What are the welfare effects of the information contained in macroeconomic statistics, central-bank communications, or news in the media? We address this question in a business-cycle framework that nests the neoclassical core of modern DSGE models. Earlier lessons that were based on "beauty contests" (Morris and Shin, 2002) are found to be inapplicable. Instead, the social value of information is shown to hinge on essentially the same conditions as the optimality of output stabilization policies. More precise information is unambiguously welfare-improving as long as the business cycle is driven primarily by technology and preference shocks---but can be detrimental when shocks to markups and wedges cause sufficient volatility in "output gaps". A numerical exploration suggests that the first scenario is more plausible.
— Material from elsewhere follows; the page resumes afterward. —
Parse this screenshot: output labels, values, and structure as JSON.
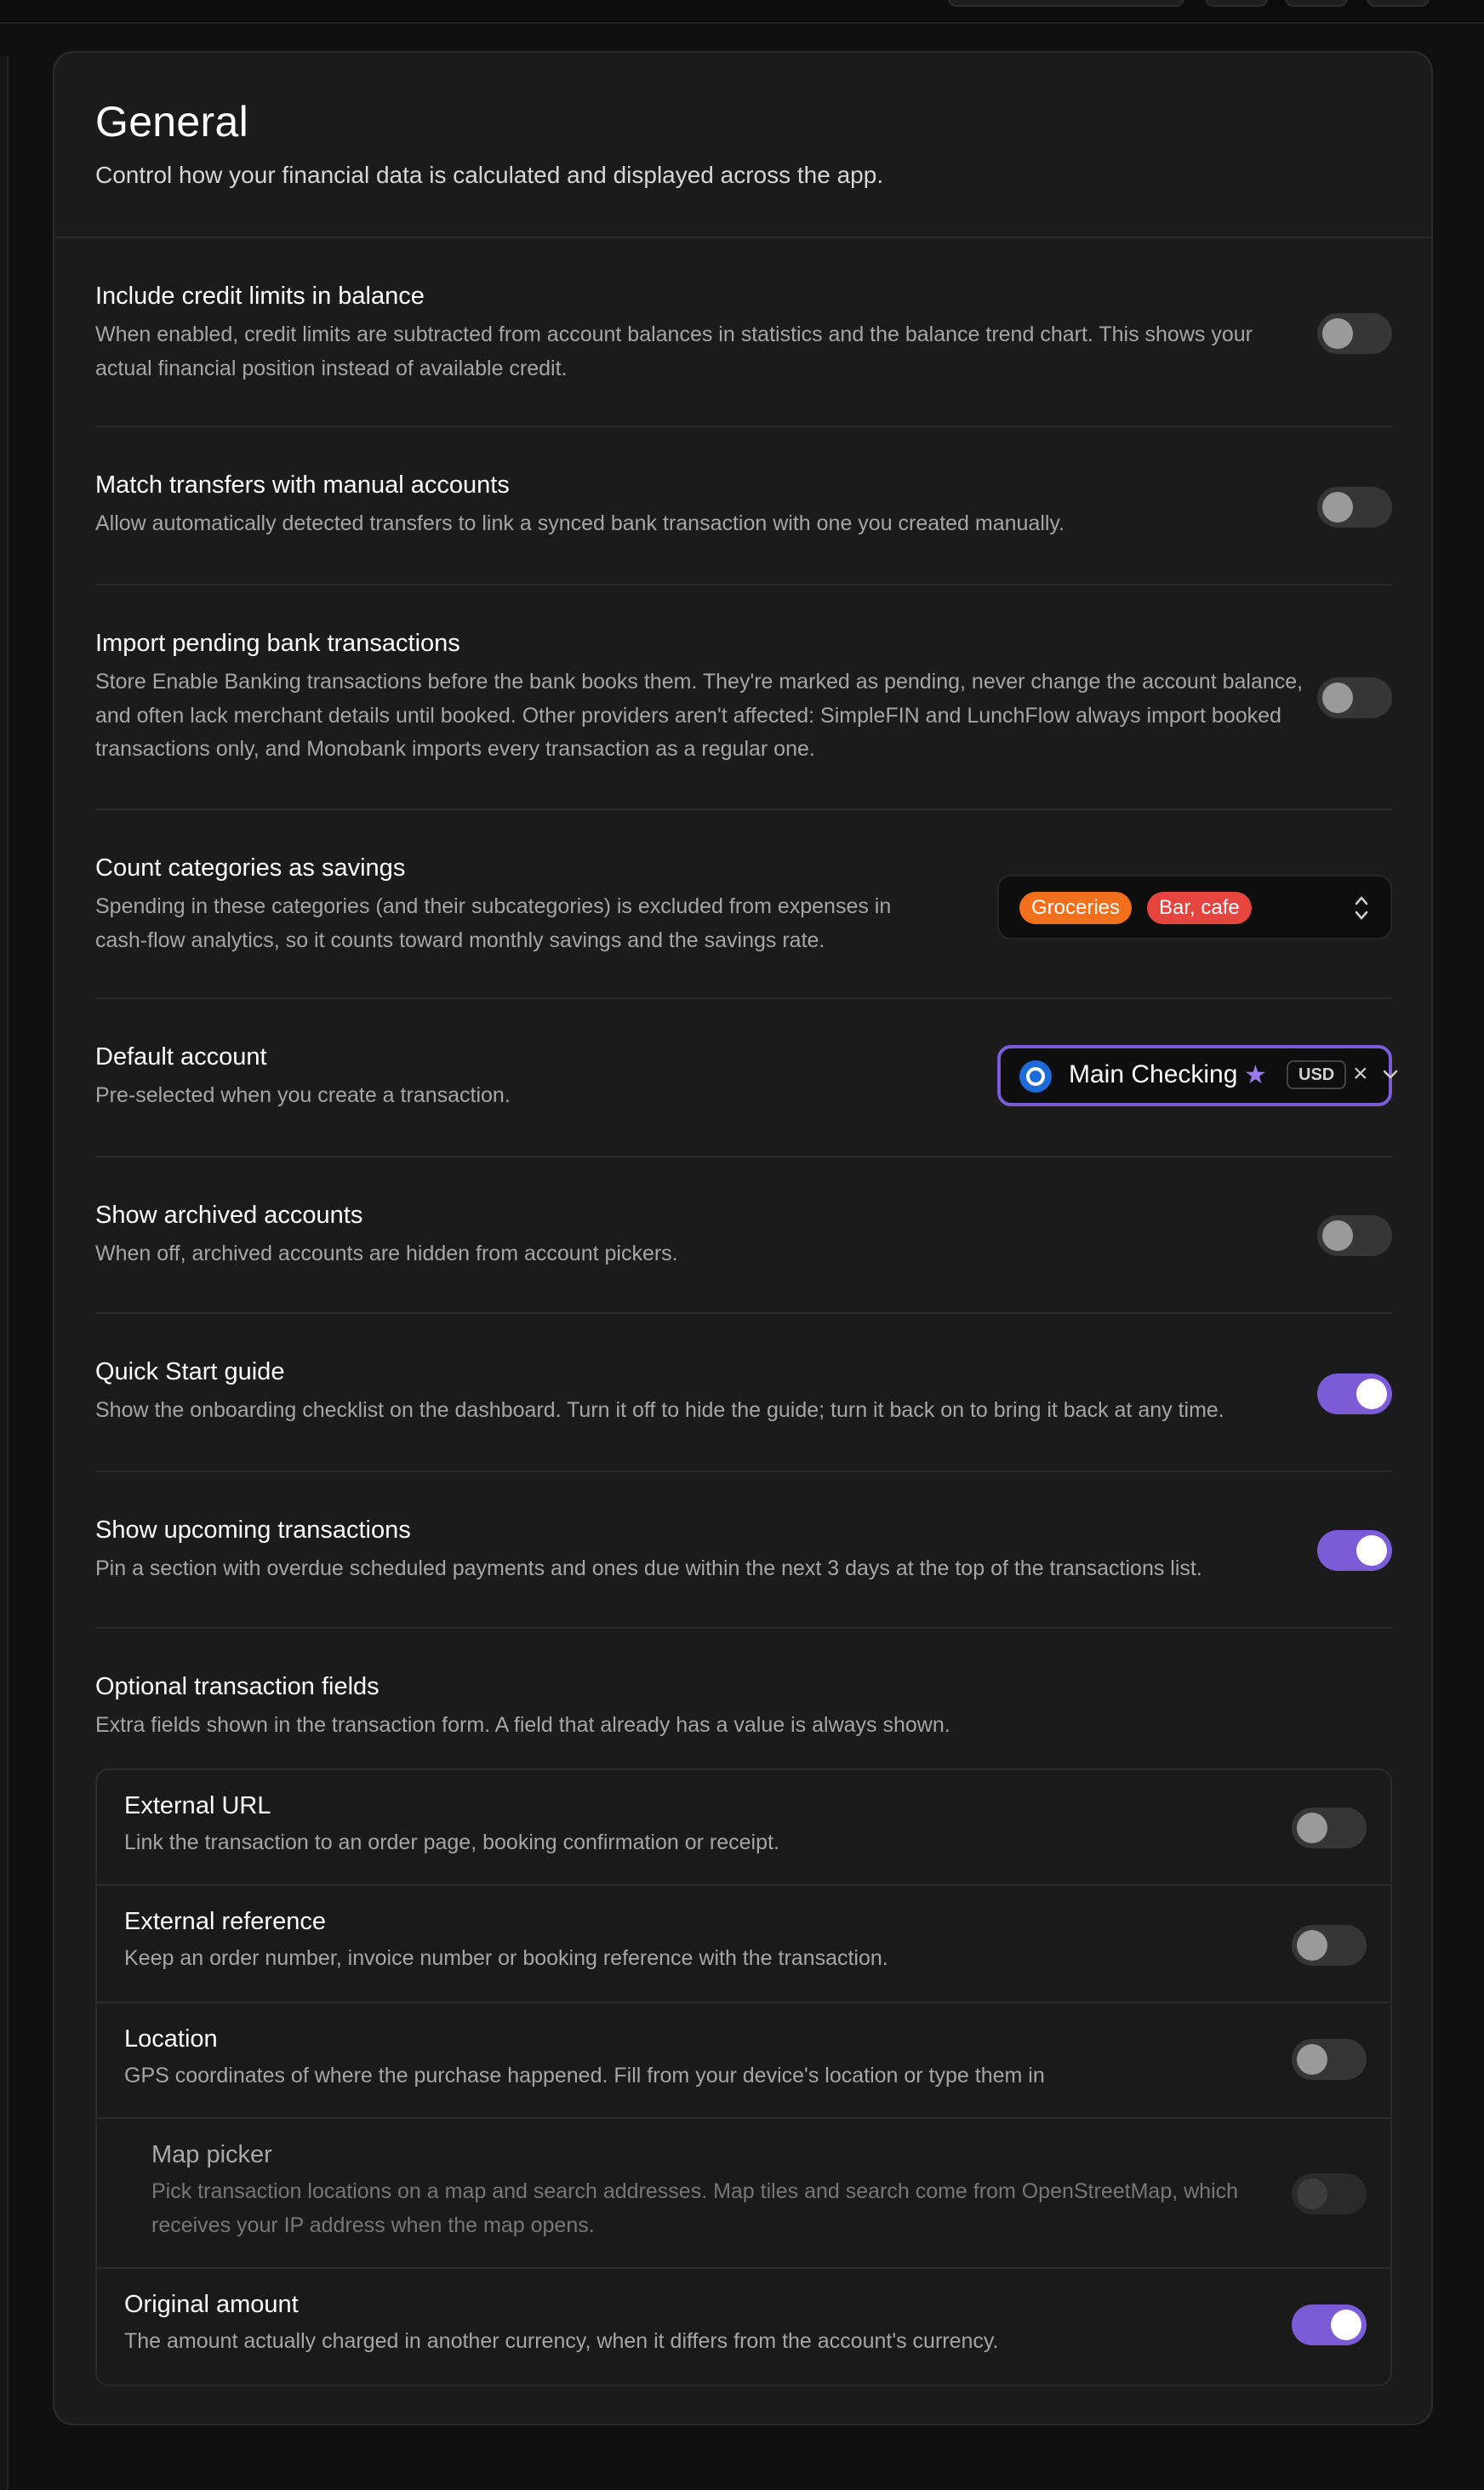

Liquidity Insurance with Market Information
This paper studies how market signals---such as stock prices---can help alleviate the severity of the asymmetric information problem in credit and liquidity management. Asymmetric information hinders the ability of borrowers (firms, investment banks, etc.) to undertake profitable investment opportunities and to insure themselves against liquidity shocks. I show that on the equilibrium path creditors do not learn anything from market signals because they can use a menu of contracts to screen the different types of borrowers. However, by conditioning liquidity insurance on ex post price signals, creditors are able to provide the borrowers with better incentives for truth-telling. At the same time, prices depend on the liquidity the creditors offer to the borrowers. This two-way feedback impacts the design of the optimal contract and potentially generates multiple equilibria in financial markets.
Social Insurance with Persistent Types
(with Mikhail Golosov)
In this paper we study the problem of optimal social insurance when agents are privately informed and the government cannot commit. Contrary to the previous literature, we assume that agents' types are persistent. When the government lacks commitment and types are persistent, it is not optimal for the agents to fully reveal their information to the government. We characterize the worst equilibrium for this economy and use it sustain the best equilibrium in which the government never fully learns the types of the agents.
Financial Advice and the Costs of Information Acquisition
(with Marco Di Maggio)
In the market for financial services, investors heavily rely on advisers' or sellers' information to make their investing decisions. This is especially true for off-exchange and over-the-counter markets, where all the transactions take place bilaterally and no public price aggregates information. We focus on three sources of distortions that these markets typically display. First, the adviser acquires information about the financial products that better match the investors' characteristics. Second, the adviser's ability and the investor's characteristics are private information. Finally, the adviser's outside option is affected by the information acquired, which generates endogenous adverse selection. We characterize the optimal contract which features distortions in the information acquisition and trading decisions. The paper also contributes to the debate on licensing access to markets for complex products by showing that it can be optimal to prevent investors from participating when information acquisition generates adverse selection.
Asymmetric Information and Overexposure to Risk in the CDS Market
(with Stefano Giglio)